The whole system and structure of a language or of languages in general, usually taken as consisting of syntax and morphology (including inflections) and sometimes also phonology and semantics
(A) grammar postulating the existence of two word classes in early infant speech, pivot words and a larger open class.
A form of grammar in which the structure of sentences is analysed in terms of semantic case relationships
The grammar of the most superficial or easily observable level of language, as opposed to that of an underlying level.
A computer program which checks the grammar of a piece of text
(In the UK) a state secondary school to which pupils are admitted on the basis of ability. Since 1965 most have been absorbed into the comprehensive school system
Linguistics the study of the grammatical development of a language over time; a treatise or book on this.
A linguistic theory which maintains that a grammar is built up from individual syntactic units, each of which has a corresponding semantic unit.
A system of grammatical rules set up as a standard to which language in use must conform.

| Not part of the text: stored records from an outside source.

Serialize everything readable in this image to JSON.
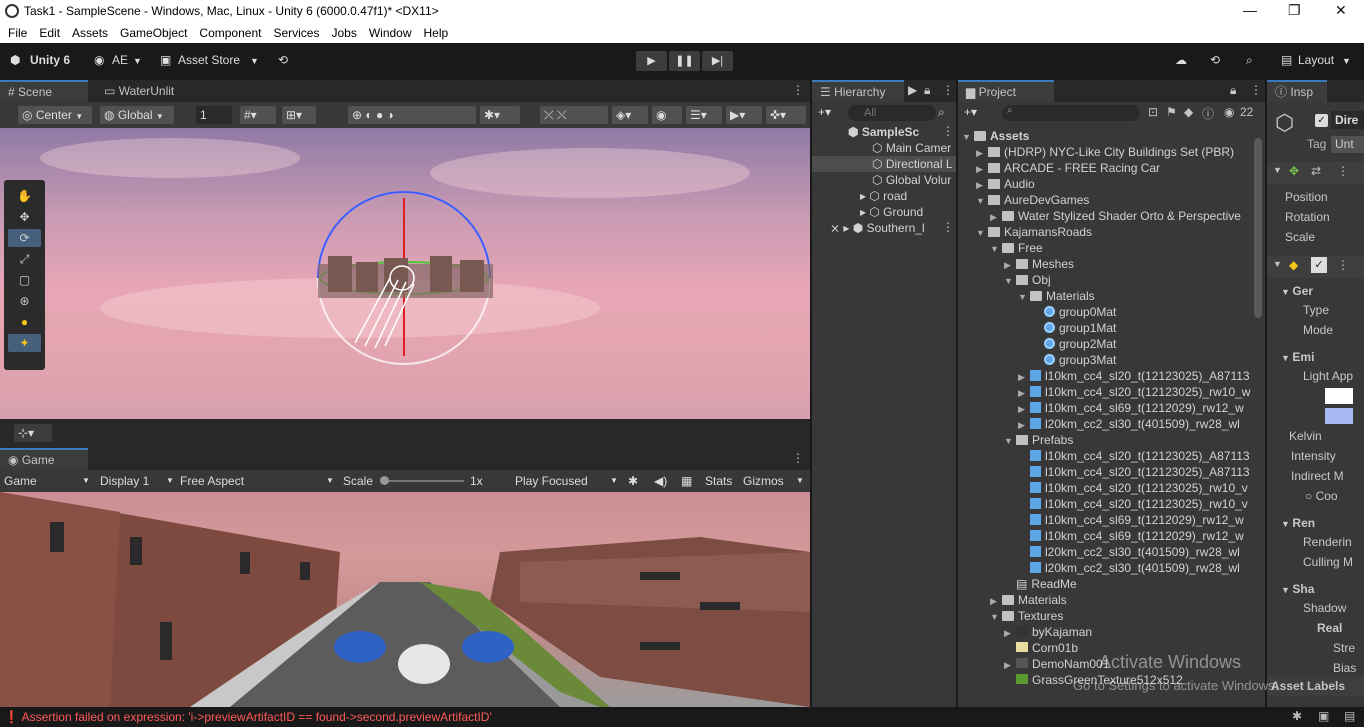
{
  "window": {
    "title": "Task1 - SampleScene - Windows, Mac, Linux - Unity 6 (6000.0.47f1)* <DX11>",
    "controls": [
      "—",
      "❐",
      "✕"
    ]
  },
  "menu": [
    "File",
    "Edit",
    "Assets",
    "GameObject",
    "Component",
    "Services",
    "Jobs",
    "Window",
    "Help"
  ],
  "toolbar": {
    "unity_label": "Unity 6",
    "account_label": "AE",
    "asset_store_label": "Asset Store",
    "layout_label": "Layout"
  },
  "scene": {
    "tabs": [
      "Scene",
      "WaterUnlit"
    ],
    "pivot_label": "Center",
    "space_label": "Global",
    "grid_value": "1"
  },
  "game": {
    "tab": "Game",
    "mode": "Game",
    "display": "Display 1",
    "aspect": "Free Aspect",
    "scale_label": "Scale",
    "scale_value": "1x",
    "play_mode": "Play Focused",
    "stats_label": "Stats",
    "gizmos_label": "Gizmos"
  },
  "hierarchy": {
    "tab": "Hierarchy",
    "search_placeholder": "All",
    "items": [
      {
        "label": "SampleSc",
        "depth": 0,
        "bold": true
      },
      {
        "label": "Main Camer",
        "depth": 1
      },
      {
        "label": "Directional L",
        "depth": 1,
        "selected": true
      },
      {
        "label": "Global Volur",
        "depth": 1
      },
      {
        "label": "road",
        "depth": 1
      },
      {
        "label": "Ground",
        "depth": 1
      },
      {
        "label": "Southern_l",
        "depth": 0
      }
    ]
  },
  "project": {
    "tab": "Project",
    "hidden_count": "22",
    "items": [
      {
        "label": "Assets",
        "depth": 0,
        "kind": "folder",
        "bold": true
      },
      {
        "label": "(HDRP) NYC-Like City Buildings Set (PBR)",
        "depth": 1,
        "kind": "folder"
      },
      {
        "label": "ARCADE - FREE Racing Car",
        "depth": 1,
        "kind": "folder"
      },
      {
        "label": "Audio",
        "depth": 1,
        "kind": "folder"
      },
      {
        "label": "AureDevGames",
        "depth": 1,
        "kind": "folder"
      },
      {
        "label": "Water Stylized Shader Orto & Perspective",
        "depth": 2,
        "kind": "folder"
      },
      {
        "label": "KajamansRoads",
        "depth": 1,
        "kind": "folder"
      },
      {
        "label": "Free",
        "depth": 2,
        "kind": "folder"
      },
      {
        "label": "Meshes",
        "depth": 3,
        "kind": "folder"
      },
      {
        "label": "Obj",
        "depth": 3,
        "kind": "folder"
      },
      {
        "label": "Materials",
        "depth": 4,
        "kind": "folder"
      },
      {
        "label": "group0Mat",
        "depth": 5,
        "kind": "material"
      },
      {
        "label": "group1Mat",
        "depth": 5,
        "kind": "material"
      },
      {
        "label": "group2Mat",
        "depth": 5,
        "kind": "material"
      },
      {
        "label": "group3Mat",
        "depth": 5,
        "kind": "material"
      },
      {
        "label": "l10km_cc4_sl20_t(12123025)_A87113",
        "depth": 4,
        "kind": "model"
      },
      {
        "label": "l10km_cc4_sl20_t(12123025)_rw10_w",
        "depth": 4,
        "kind": "model"
      },
      {
        "label": "l10km_cc4_sl69_t(1212029)_rw12_w",
        "depth": 4,
        "kind": "model"
      },
      {
        "label": "l20km_cc2_sl30_t(401509)_rw28_wl",
        "depth": 4,
        "kind": "model"
      },
      {
        "label": "Prefabs",
        "depth": 3,
        "kind": "folder"
      },
      {
        "label": "l10km_cc4_sl20_t(12123025)_A87113",
        "depth": 4,
        "kind": "prefab"
      },
      {
        "label": "l10km_cc4_sl20_t(12123025)_A87113",
        "depth": 4,
        "kind": "prefab"
      },
      {
        "label": "l10km_cc4_sl20_t(12123025)_rw10_v",
        "depth": 4,
        "kind": "prefab"
      },
      {
        "label": "l10km_cc4_sl20_t(12123025)_rw10_v",
        "depth": 4,
        "kind": "prefab"
      },
      {
        "label": "l10km_cc4_sl69_t(1212029)_rw12_w",
        "depth": 4,
        "kind": "prefab"
      },
      {
        "label": "l10km_cc4_sl69_t(1212029)_rw12_w",
        "depth": 4,
        "kind": "prefab"
      },
      {
        "label": "l20km_cc2_sl30_t(401509)_rw28_wl",
        "depth": 4,
        "kind": "prefab"
      },
      {
        "label": "l20km_cc2_sl30_t(401509)_rw28_wl",
        "depth": 4,
        "kind": "prefab"
      },
      {
        "label": "ReadMe",
        "depth": 3,
        "kind": "doc"
      },
      {
        "label": "Materials",
        "depth": 2,
        "kind": "folder"
      },
      {
        "label": "Textures",
        "depth": 2,
        "kind": "folder"
      },
      {
        "label": "byKajaman",
        "depth": 3,
        "kind": "texture"
      },
      {
        "label": "Corn01b",
        "depth": 3,
        "kind": "texture"
      },
      {
        "label": "DemoNam001",
        "depth": 3,
        "kind": "texture"
      },
      {
        "label": "GrassGreenTexture512x512",
        "depth": 3,
        "kind": "texture"
      }
    ]
  },
  "inspector": {
    "tab": "Insp",
    "object_name": "Dire",
    "tag_label": "Tag",
    "tag_value": "Unt",
    "rows": [
      {
        "label": "Position",
        "indent": 1
      },
      {
        "label": "Rotation",
        "indent": 1
      },
      {
        "label": "Scale",
        "indent": 1
      },
      {
        "label": "Ger",
        "indent": 1,
        "bold": true
      },
      {
        "label": "Type",
        "indent": 2
      },
      {
        "label": "Mode",
        "indent": 2
      },
      {
        "label": "Emi",
        "indent": 1,
        "bold": true
      },
      {
        "label": "Light App",
        "indent": 2
      },
      {
        "label": "Kelvin",
        "indent": 1
      },
      {
        "label": "Intensity",
        "indent": 1
      },
      {
        "label": "Indirect M",
        "indent": 1
      },
      {
        "label": "○ Coo",
        "indent": 3
      },
      {
        "label": "Ren",
        "indent": 1,
        "bold": true
      },
      {
        "label": "Renderin",
        "indent": 2
      },
      {
        "label": "Culling M",
        "indent": 2
      },
      {
        "label": "Sha",
        "indent": 1,
        "bold": true
      },
      {
        "label": "Shadow",
        "indent": 1
      },
      {
        "label": "Real",
        "indent": 2,
        "bold": true
      },
      {
        "label": "Stre",
        "indent": 3
      },
      {
        "label": "Bias",
        "indent": 3
      }
    ],
    "asset_labels": "Asset Labels"
  },
  "status": {
    "error": "Assertion failed on expression: 'i->previewArtifactID == found->second.previewArtifactID'"
  },
  "watermark": {
    "line1": "Activate Windows",
    "line2": "Go to Settings to activate Windows."
  },
  "colors": {
    "accent": "#3a79bb",
    "error": "#ff5a5a",
    "panel": "#383838",
    "selection": "#2c5d87"
  }
}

A theory of grammar in which clauses are analysed as networks of relationships rather than in terms of phrase structure.
The method of studying or teaching language by analysing its grammatical structure (according to structural linguistic principles); a grammar based on this.
A set of universal principles posited as underlying the grammars of all natural languages; specifically (in later use) such principles regarded as reflecting innate structures of the human mind and serving as the foundation for language acquisition (also with capital initials).
A theory of grammar that seeks to characterize, in a psychologically realistic way, those structures and abilities that constitute a speaker’s grasp of linguistic convention, and to relate them to other cognitive processes
A theory of grammar concerned with the social and pragmatic functions of language, relating these to both formal syntactic properties and prosodic properties
A type of grammar which describes a language in terms of a set of logical rules formulated so as to be capable of generating the infinite number of possible sentences of that language and providing them with the correct structural description
A method of analysis based on the conception of language as a network of systems determining the options from which speakers choose in accordance with their communicative goals
A description of the rules or strategies which people use when they produce and understand sentences.
A grammar whose pre-built rules find matches in the given sentences of a corpus.
A deliberately oversimplified form of generative grammar, which generates sentences by working through word by word in a strictly linear fashion. It was used by Chomsky to illustrate the need for more complex features, such as transformations, to account adequately for real language
A type of grammar which describes a language in terms of transformations applied to an underlying logical deep structure in order to generate the surface structure of sentences which can actually occur
Linguistics. The structure of a sentence analysed into its constituent phrases. Usually attributive, especially in phrase structure grammar.